Lines that include the string "chevron" are the ones to copy from the entries below.
Top of Supplied records
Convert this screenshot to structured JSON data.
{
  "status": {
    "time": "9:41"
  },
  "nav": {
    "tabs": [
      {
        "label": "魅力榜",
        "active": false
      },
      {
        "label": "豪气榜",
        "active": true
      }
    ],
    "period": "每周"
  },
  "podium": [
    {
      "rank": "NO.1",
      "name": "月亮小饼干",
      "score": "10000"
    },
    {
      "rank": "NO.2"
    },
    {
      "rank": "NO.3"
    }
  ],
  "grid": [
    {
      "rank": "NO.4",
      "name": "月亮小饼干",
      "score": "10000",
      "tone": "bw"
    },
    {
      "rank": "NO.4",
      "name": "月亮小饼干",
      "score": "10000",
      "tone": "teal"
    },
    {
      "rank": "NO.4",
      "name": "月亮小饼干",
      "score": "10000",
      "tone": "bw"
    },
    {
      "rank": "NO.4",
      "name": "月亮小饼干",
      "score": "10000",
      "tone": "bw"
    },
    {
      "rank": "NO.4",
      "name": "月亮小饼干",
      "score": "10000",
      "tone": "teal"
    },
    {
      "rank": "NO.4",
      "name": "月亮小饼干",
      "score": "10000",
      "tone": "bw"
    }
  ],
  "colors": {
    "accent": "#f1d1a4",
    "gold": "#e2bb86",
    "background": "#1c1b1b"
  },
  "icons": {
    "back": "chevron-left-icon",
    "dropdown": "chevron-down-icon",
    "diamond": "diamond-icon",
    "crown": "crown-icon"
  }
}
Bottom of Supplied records
• [Answer for this exercise]
    "back": "chevron-left-icon",
    "dropdown": "chevron-down-icon",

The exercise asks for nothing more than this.